Mauer, talking to a small group of reporters Friday after a workout at Target Field, wanted to convey to fans that he's healthy while clearing up any misconceptions about what plagued him last year.
"I'm healthy, I'm happy," Mauer said. "I can rule out crazy things I've heard like Lyme disease, Lou Gehrig's disease, rheumatoid arthritis, lupus. I think we've heard it all. I don't have any of those things."
Mauer was limited to just 82 games last season, dealing with a range of injuries and illnesses that included bilateral leg weakness, neck stiffness, a viral infection and an upper respiratory infection that turned into a bout with pneumonia, which ended his season on Sept. 14.
The 28-year-old said he visited the Mayo Clinic in Rochester, Minn., after the season, and was officially cleared to begin his workout program -- which he said is much different than in previous years.
"The first thing I did was go down to Rochester, and my goal right away was just to figure out what I can do to pick up things to help me get on the field," Mauer said. "Meeting with nutritionists, meeting with different strength coaches just to see, 'Is there something I can do?' Perry Castellano, our strength coach, him and I went to IMG Academies [in Bradenton, Fla.] for a week and met with some people there just to see if we can pick up anything we can use, and we did."
Mauer, who is headed back to his Florida home next week, said the biggest difference this offseason is that he feels healthy and won't be undergoing any operations like he did last year, when he had surgery on his left knee in December. Mauer said he hasn't started baseball activities yet, but plans to in early January.
"I think a lot of it was doing recovery versus strengthening," said Mauer, who added he's back at his normal weight. "I feel good, and now I can make those strength gains that I need to make before staring those 162 down the barrel. So I'm excited for that. I haven't been able to do that for the last couple of seasons."
Mauer's goal remains to stay healthy enough to be the club's everyday catcher, and he added that one bonus from last season was that he feels comfortable at first base after playing 18 games at the position in 2011.
"I'm the starting catcher, and that's what I plan on doing," Mauer said. "If me going over there to play a few games at first can help keep my bat in the lineup, or help give me a blow physically or mentally, then I'm definitely more open to do that."

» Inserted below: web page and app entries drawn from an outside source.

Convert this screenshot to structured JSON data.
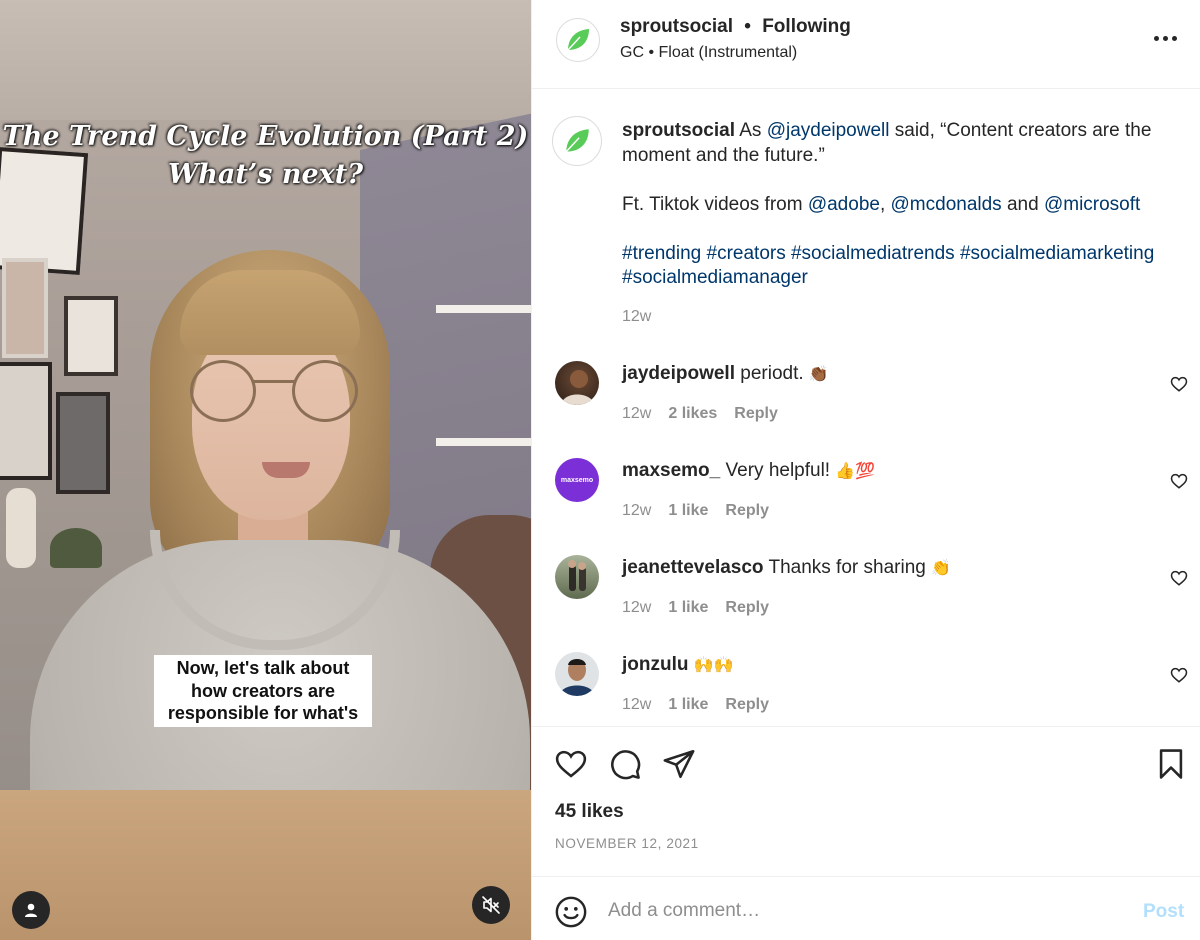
{
  "video": {
    "title_line1": "The Trend Cycle Evolution (Part 2)",
    "title_line2": "What’s next?",
    "caption_line1": "Now, let's talk about",
    "caption_line2": "how creators are",
    "caption_line3": "responsible for what's",
    "user_button_icon": "user-icon",
    "mute_button_icon": "muted-speaker-icon"
  },
  "header": {
    "username": "sproutsocial",
    "separator": "•",
    "follow_status": "Following",
    "audio_artist": "GC",
    "audio_dot": "•",
    "audio_track": "Float (Instrumental)",
    "more_icon": "more-options-icon",
    "brand_color": "#59cb59"
  },
  "caption": {
    "username": "sproutsocial",
    "text_before_mention": "As",
    "mention_1": "@jaydeipowell",
    "text_after_mention": "said, “Content creators are the moment and the future.”",
    "ft_text": "Ft. Tiktok videos from",
    "mention_2": "@adobe",
    "comma": ",",
    "mention_3": "@mcdonalds",
    "and_text": "and",
    "mention_4": "@microsoft",
    "hashtags_line1": "#trending #creators #socialmediatrends #socialmediamarketing",
    "hashtags_line2": "#socialmediamanager",
    "time": "12w",
    "link_color": "#00376b"
  },
  "comments": [
    {
      "username": "jaydeipowell",
      "text": "periodt.",
      "emoji": "👏🏾",
      "time": "12w",
      "likes": "2 likes",
      "reply": "Reply"
    },
    {
      "username": "maxsemo_",
      "text": "Very helpful!",
      "emoji": "👍💯",
      "time": "12w",
      "likes": "1 like",
      "reply": "Reply",
      "avatar_label": "maxsemo"
    },
    {
      "username": "jeanettevelasco",
      "text": "Thanks for sharing",
      "emoji": "👏",
      "time": "12w",
      "likes": "1 like",
      "reply": "Reply"
    },
    {
      "username": "jonzulu",
      "text": "",
      "emoji": "🙌🙌",
      "time": "12w",
      "likes": "1 like",
      "reply": "Reply"
    }
  ],
  "actions": {
    "like_icon": "heart-icon",
    "comment_icon": "comment-icon",
    "share_icon": "share-icon",
    "save_icon": "bookmark-icon",
    "likes": "45 likes",
    "date": "NOVEMBER 12, 2021"
  },
  "add_comment": {
    "emoji_icon": "smiley-icon",
    "placeholder": "Add a comment…",
    "post_label": "Post"
  }
}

Outside of the benefit of seeing some action at first base, it was a lost season for Mauer, who set career lows in batting average (.287), on-base percentage (.360), slugging percentage (.368) and home runs (three).
The backstop said he was "not a happy person" during the season, adding that he was "frustrated" and "angry" given his struggles amid a difficult year for the Twins, who finished with the worst record in the American League.
"I think last year, it was tough," Mauer said. "It wasn't just a tough year for me, personally. I think everybody in this room, we lost 99 games. It's not a good year."
Mauer, entering his ninth season with Minnesota, signed an eight-year deal worth $184 million before the 2010 season. The St. Paul, Minn., native said he feels comfortable in a leadership role, but he also noted that he needs to be more open about his injuries in the future.
"I just feel that, and I've told people in the organization this, if I'm not out there playing, the fans should know why," Mauer said. "People are going to have their own opinions, and you can't control that. As long as my family, my friends and the organization know what's going on, that's what's important to me. You can't control what someone thinks."
Mauer has high hopes for the Twins next season, expressing that health will be key to the club bouncing back.
"I think, obviously, getting guys healthy will help," Mauer said. "Having a Justin Morneau, having a Denard Span and myself, those are three pretty good players right there. Seeing [closer Joe] Nathan go, I mean that's a great player right there, too, and a great guy. What we have in this clubhouse, I mean, it's not a 99-loss team. I can tell you that right now."